A New, Highly Detailed Image of North Korea’s (Lack of) Electrical Infrastructure
North Koreans beyond middle age remember well when they had more electricity (and for that matter food) than their pro-American cousins in South Korea, and that compounds the indignity of spending their nights sitting in the dark.
Back in the 1990s, the United States offered to help North Korea with its energy needs if it gave up its nuclear weapons program. But the deal fell apart after the Bush administration accused the North Koreans of reneging on their promises.
North Koreans complain bitterly about the darkness, which they still blame on the U.S. sanctions. They can’t read at night. They can’t watch television. “We have no culture without electricity,” a burly North Korean security guard once told me accusingly.

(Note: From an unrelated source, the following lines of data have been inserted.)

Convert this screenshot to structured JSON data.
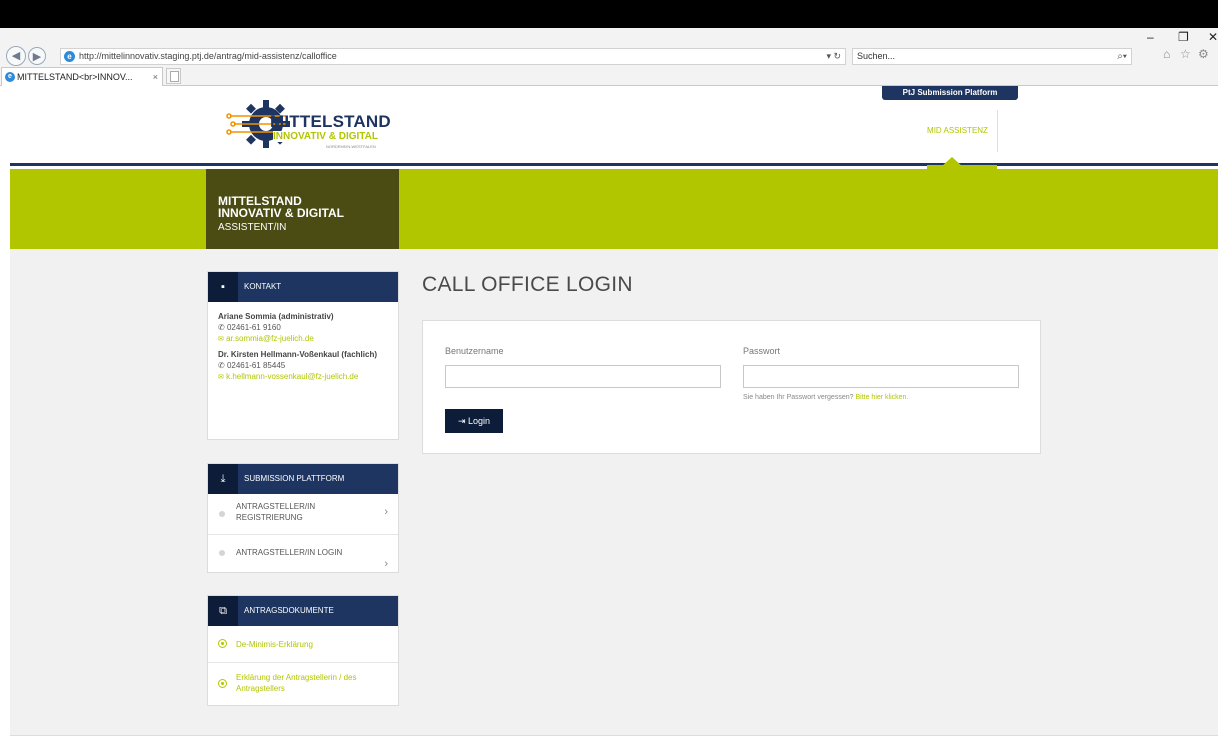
{
  "browser": {
    "url": "http://mittelinnovativ.staging.ptj.de/antrag/mid-assistenz/calloffice",
    "search_placeholder": "Suchen...",
    "tab_title": "MITTELSTAND<br>INNOV...",
    "window_controls": [
      "–",
      "❐",
      "✕"
    ],
    "toolbar_icons": [
      "home-icon",
      "star-icon",
      "gear-icon"
    ]
  },
  "header": {
    "logo_line1": "MITTELSTAND",
    "logo_line2": "INNOVATIV & DIGITAL",
    "logo_line3": "NORDRHEIN-WESTFALEN",
    "platform_tab": "PtJ Submission Platform",
    "nav_item": "MID ASSISTENZ"
  },
  "banner": {
    "line1": "MITTELSTAND",
    "line2": "INNOVATIV & DIGITAL",
    "line3": "ASSISTENT/IN"
  },
  "contact": {
    "title": "KONTAKT",
    "persons": [
      {
        "name": "Ariane Sommia (administrativ)",
        "phone": "02461-61 9160",
        "email": "ar.sommia@fz-juelich.de"
      },
      {
        "name": "Dr. Kirsten Hellmann-Voßenkaul (fachlich)",
        "phone": "02461-61 85445",
        "email": "k.hellmann-vossenkaul@fz-juelich.de"
      }
    ]
  },
  "submission": {
    "title": "SUBMISSION PLATTFORM",
    "items": [
      "ANTRAGSTELLER/IN REGISTRIERUNG",
      "ANTRAGSTELLER/IN LOGIN"
    ]
  },
  "documents": {
    "title": "ANTRAGSDOKUMENTE",
    "items": [
      "De-Minimis-Erklärung",
      "Erklärung der Antragstellerin / des Antragstellers"
    ]
  },
  "login": {
    "page_title": "CALL OFFICE LOGIN",
    "username_label": "Benutzername",
    "username_value": "",
    "password_label": "Passwort",
    "password_value": "",
    "forgot_text": "Sie haben Ihr Passwort vergessen?",
    "forgot_link": "Bitte hier klicken.",
    "button_label": "Login"
  },
  "colors": {
    "accent_green": "#b2c600",
    "navy": "#1d3560",
    "dark_olive": "#4b4b14"
  }
}
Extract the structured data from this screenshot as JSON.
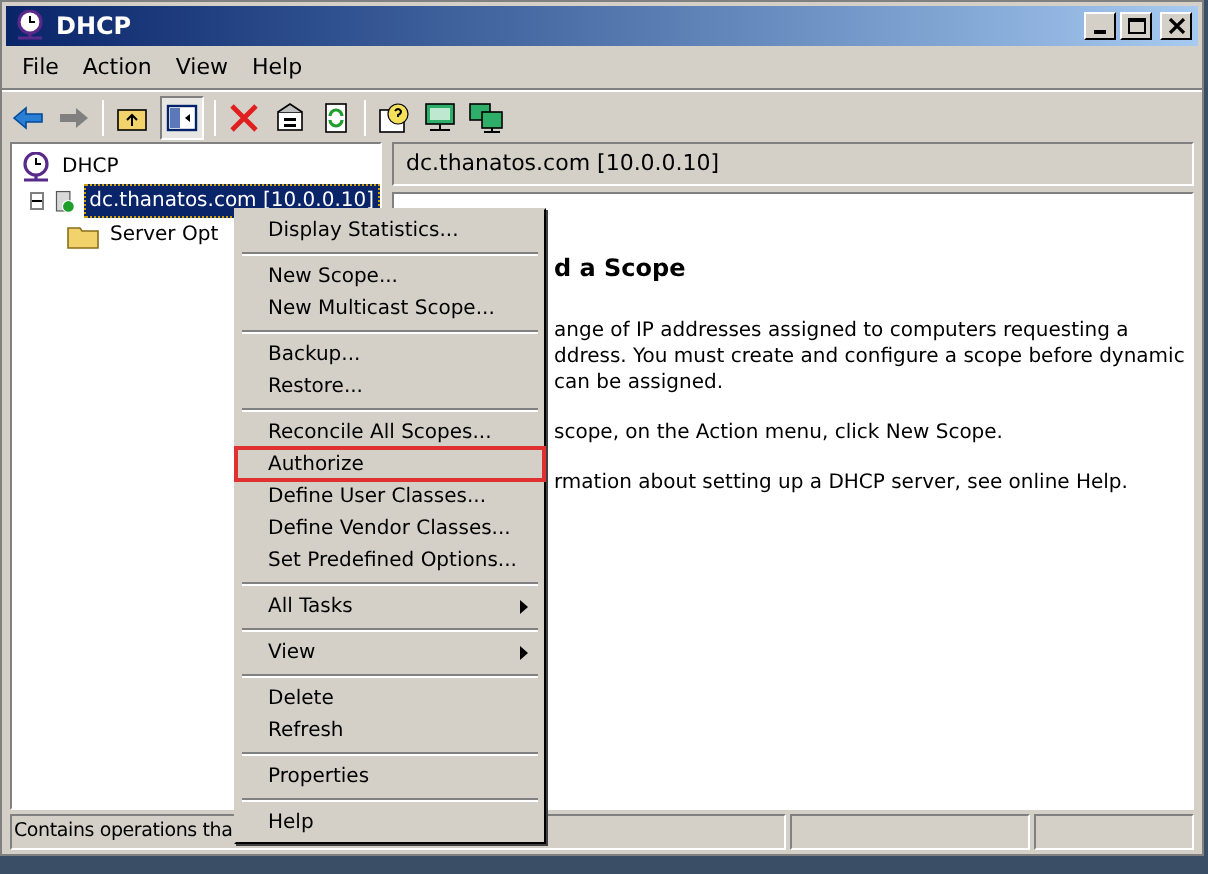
{
  "window": {
    "title": "DHCP"
  },
  "menu_bar": [
    "File",
    "Action",
    "View",
    "Help"
  ],
  "toolbar": [
    {
      "kind": "back",
      "disabled": false
    },
    {
      "kind": "forward",
      "disabled": true
    },
    {
      "kind": "up",
      "disabled": false
    },
    {
      "kind": "tree",
      "disabled": false
    },
    {
      "kind": "delete",
      "disabled": false
    },
    {
      "kind": "properties",
      "disabled": false
    },
    {
      "kind": "refresh",
      "disabled": false
    },
    {
      "kind": "help",
      "disabled": false
    },
    {
      "kind": "server",
      "disabled": false
    },
    {
      "kind": "servers",
      "disabled": false
    }
  ],
  "tree": {
    "items": [
      {
        "label": "DHCP",
        "kind": "root",
        "selected": false,
        "expanded": true,
        "children": [
          {
            "label": "dc.thanatos.com [10.0.0.10]",
            "kind": "server",
            "selected": true,
            "expanded": true,
            "children": [
              {
                "label": "Server Opt",
                "kind": "folder",
                "selected": false
              }
            ]
          }
        ]
      }
    ]
  },
  "details": {
    "header": "dc.thanatos.com [10.0.0.10]",
    "heading": "d a Scope",
    "paragraphs": [
      "ange of IP addresses assigned to computers requesting a\nddress. You must create and configure a scope before dynamic\ncan be assigned.",
      "scope, on the Action menu, click New Scope.",
      "rmation about setting up a DHCP server, see online Help."
    ]
  },
  "context_menu": [
    {
      "kind": "item",
      "label": "Display Statistics...",
      "outlined": false
    },
    {
      "kind": "separator"
    },
    {
      "kind": "item",
      "label": "New Scope...",
      "outlined": false
    },
    {
      "kind": "item",
      "label": "New Multicast Scope...",
      "outlined": false
    },
    {
      "kind": "separator"
    },
    {
      "kind": "item",
      "label": "Backup...",
      "outlined": false
    },
    {
      "kind": "item",
      "label": "Restore...",
      "outlined": false
    },
    {
      "kind": "separator"
    },
    {
      "kind": "item",
      "label": "Reconcile All Scopes...",
      "outlined": false
    },
    {
      "kind": "item",
      "label": "Authorize",
      "outlined": true
    },
    {
      "kind": "item",
      "label": "Define User Classes...",
      "outlined": false
    },
    {
      "kind": "item",
      "label": "Define Vendor Classes...",
      "outlined": false
    },
    {
      "kind": "item",
      "label": "Set Predefined Options...",
      "outlined": false
    },
    {
      "kind": "separator"
    },
    {
      "kind": "submenu",
      "label": "All Tasks",
      "outlined": false
    },
    {
      "kind": "separator"
    },
    {
      "kind": "submenu",
      "label": "View",
      "outlined": false
    },
    {
      "kind": "separator"
    },
    {
      "kind": "item",
      "label": "Delete",
      "outlined": false
    },
    {
      "kind": "item",
      "label": "Refresh",
      "outlined": false
    },
    {
      "kind": "separator"
    },
    {
      "kind": "item",
      "label": "Properties",
      "outlined": false
    },
    {
      "kind": "separator"
    },
    {
      "kind": "item",
      "label": "Help",
      "outlined": false
    }
  ],
  "status_bar": {
    "text": "Contains operations tha"
  }
}
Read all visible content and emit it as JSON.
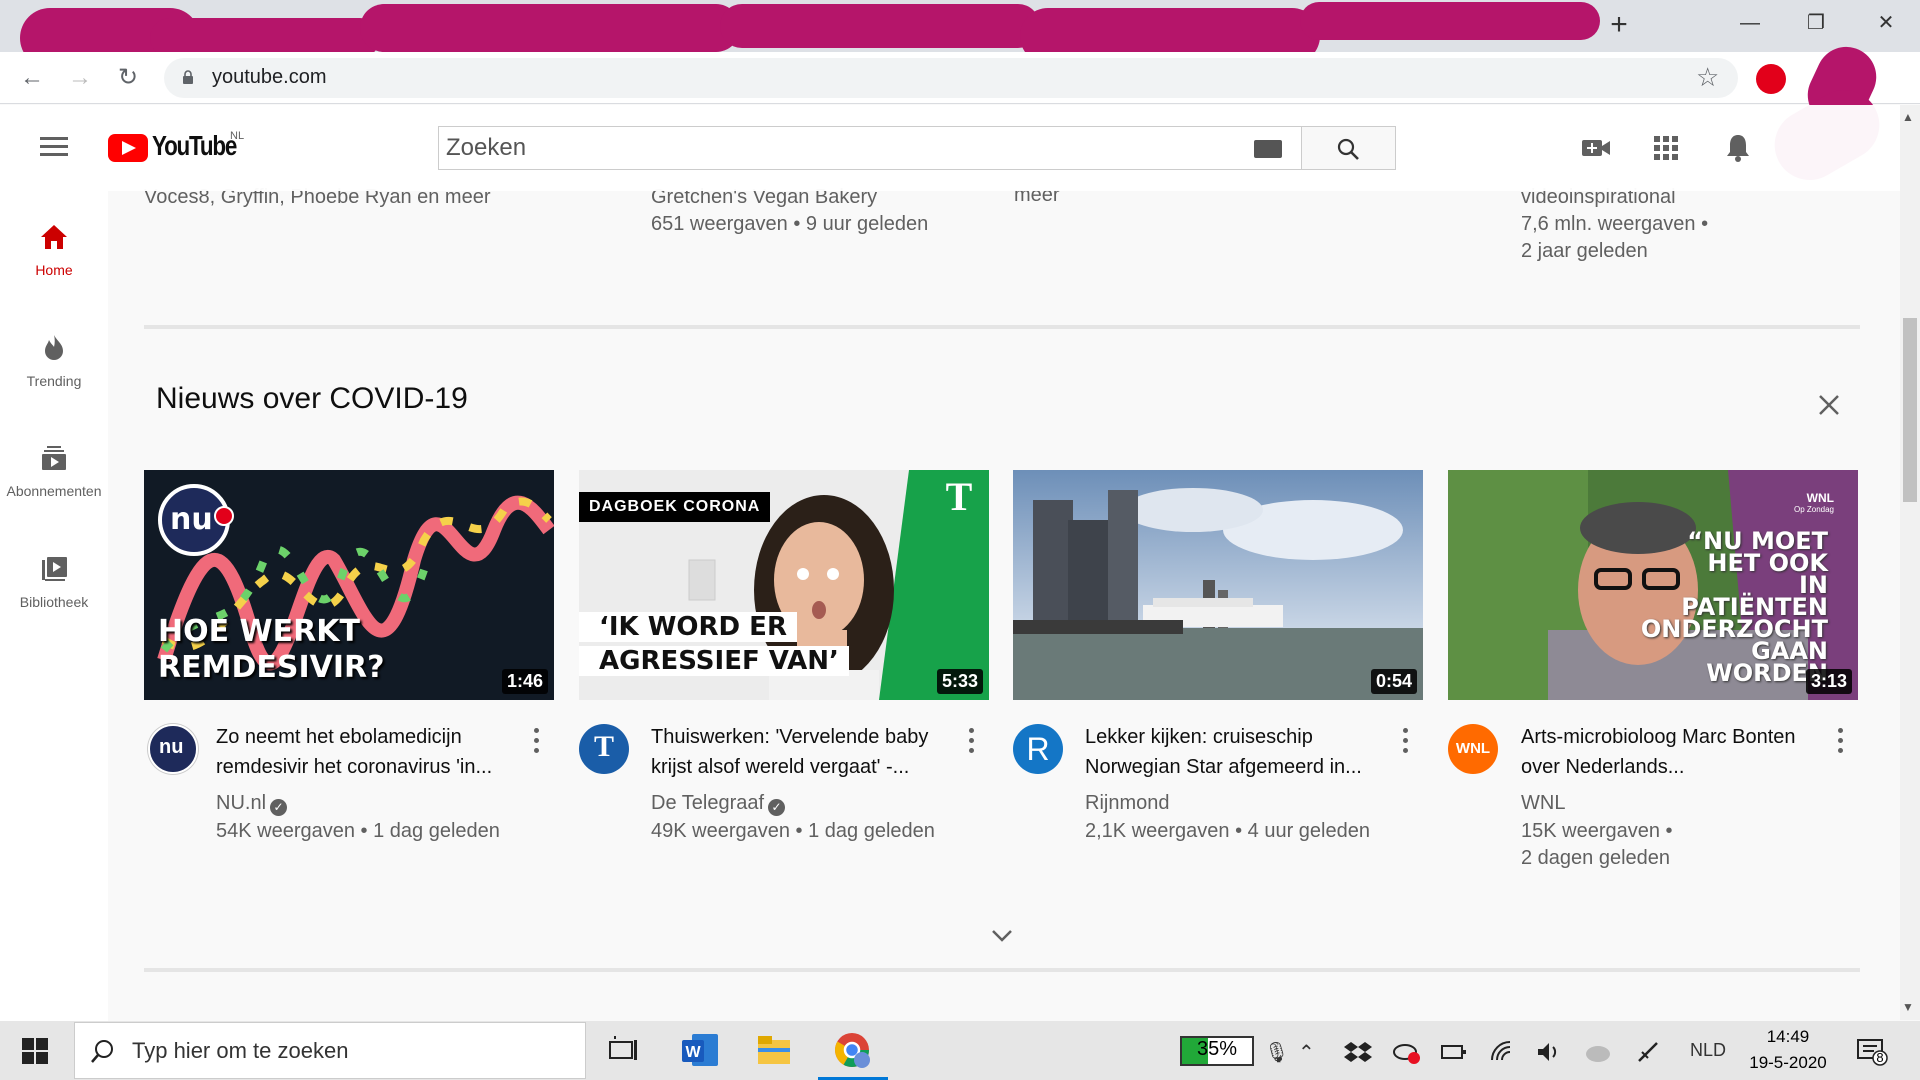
{
  "browser": {
    "url": "youtube.com",
    "new_tab_label": "+",
    "minimize_label": "—",
    "maximize_label": "❐",
    "close_label": "✕"
  },
  "header": {
    "logo_text": "YouTube",
    "country_code": "NL",
    "search_placeholder": "Zoeken"
  },
  "sidebar": {
    "items": [
      {
        "label": "Home",
        "icon": "home-icon",
        "active": true
      },
      {
        "label": "Trending",
        "icon": "trending-icon",
        "active": false
      },
      {
        "label": "Abonnementen",
        "icon": "subscriptions-icon",
        "active": false
      },
      {
        "label": "Bibliotheek",
        "icon": "library-icon",
        "active": false
      }
    ]
  },
  "previous_row": {
    "col1": {
      "line1": "Voces8, Gryffin, Phoebe Ryan en meer"
    },
    "col2": {
      "line1": "Gretchen's Vegan Bakery",
      "line2": "651 weergaven • 9 uur geleden"
    },
    "col3": {
      "line1": "meer"
    },
    "col4": {
      "line1": "videoinspirational",
      "line2": "7,6 mln. weergaven •",
      "line3": "2 jaar geleden"
    }
  },
  "section": {
    "title": "Nieuws over COVID-19"
  },
  "videos": [
    {
      "title_line1": "Zo neemt het ebolamedicijn",
      "title_line2": "remdesivir het coronavirus 'in...",
      "channel": "NU.nl",
      "verified": true,
      "stats_line1": "54K weergaven • 1 dag geleden",
      "stats_line2": "",
      "duration": "1:46",
      "thumb_text1": "HOE WERKT",
      "thumb_text2": "REMDESIVIR?",
      "avatar_text": "nu"
    },
    {
      "title_line1": "Thuiswerken: 'Vervelende baby",
      "title_line2": "krijst alsof wereld vergaat' -...",
      "channel": "De Telegraaf",
      "verified": true,
      "stats_line1": "49K weergaven • 1 dag geleden",
      "stats_line2": "",
      "duration": "5:33",
      "thumb_tag": "DAGBOEK CORONA",
      "thumb_text1": "‘IK WORD ER",
      "thumb_text2": "AGRESSIEF VAN’",
      "avatar_text": "T"
    },
    {
      "title_line1": "Lekker kijken: cruiseschip",
      "title_line2": "Norwegian Star afgemeerd in...",
      "channel": "Rijnmond",
      "verified": false,
      "stats_line1": "2,1K weergaven • 4 uur geleden",
      "stats_line2": "",
      "duration": "0:54",
      "avatar_text": "R"
    },
    {
      "title_line1": "Arts-microbioloog Marc Bonten",
      "title_line2": "over Nederlands...",
      "channel": "WNL",
      "verified": false,
      "stats_line1": "15K weergaven •",
      "stats_line2": "2 dagen geleden",
      "duration": "3:13",
      "thumb_brand": "WNL",
      "thumb_brand_sub": "Op Zondag",
      "thumb_quote": [
        "“NU MOET",
        "HET OOK",
        "IN",
        "PATIËNTEN",
        "ONDERZOCHT",
        "GAAN",
        "WORDEN"
      ],
      "avatar_text": "WNL"
    }
  ],
  "taskbar": {
    "search_placeholder": "Typ hier om te zoeken",
    "battery": "35%",
    "language": "NLD",
    "time": "14:49",
    "date": "19-5-2020",
    "notifications": "8"
  },
  "colors": {
    "youtube_red": "#ff0000",
    "scribble": "#b5156a",
    "battery_green": "#21a838"
  }
}
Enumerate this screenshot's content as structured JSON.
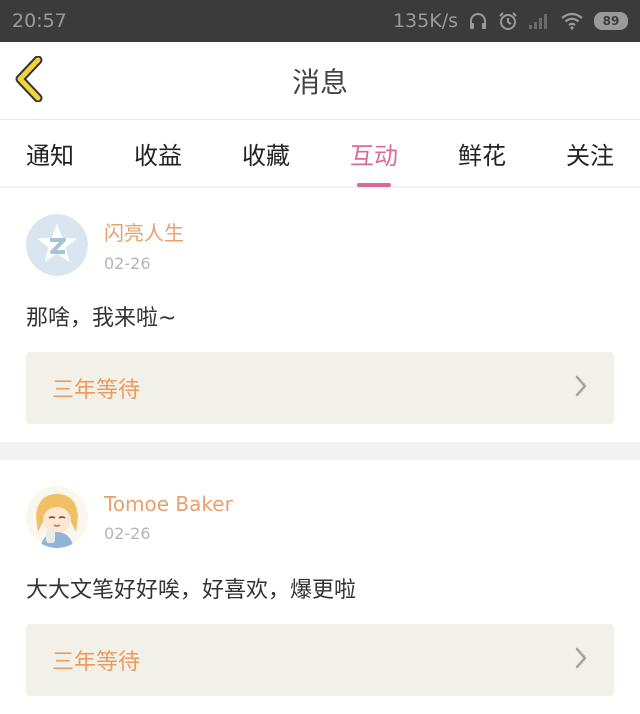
{
  "status": {
    "time": "20:57",
    "speed": "135K/s",
    "battery": "89"
  },
  "header": {
    "title": "消息"
  },
  "tabs": [
    {
      "label": "通知",
      "active": false
    },
    {
      "label": "收益",
      "active": false
    },
    {
      "label": "收藏",
      "active": false
    },
    {
      "label": "互动",
      "active": true
    },
    {
      "label": "鲜花",
      "active": false
    },
    {
      "label": "关注",
      "active": false
    }
  ],
  "messages": [
    {
      "username": "闪亮人生",
      "date": "02-26",
      "comment": "那啥，我来啦~",
      "reference": "三年等待",
      "avatar": "qq-star-avatar"
    },
    {
      "username": "Tomoe Baker",
      "date": "02-26",
      "comment": "大大文笔好好唉，好喜欢，爆更啦",
      "reference": "三年等待",
      "avatar": "anime-girl-avatar"
    }
  ],
  "colors": {
    "accent": "#d96a9b",
    "username": "#e9a06a",
    "reference": "#ec9a63",
    "back_arrow": "#f0d53a"
  }
}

The Atlantic Cities
December 16, 2014
Congressman Peter King (R., N.Y.) called North Korea an “organized gang of criminals” on Tuesday following reports that the group behind the Sony e-mail hack was threatening a 9/11-style attack at the premiere of The Interview, which is set to open in theaters on December 25.
While the threat has not been officially linked to North Korea, King said it was a “safe assumption” to make.
“As far as I’m concerned, North Korea was an organized crime family disguised as a nation-state,” King said.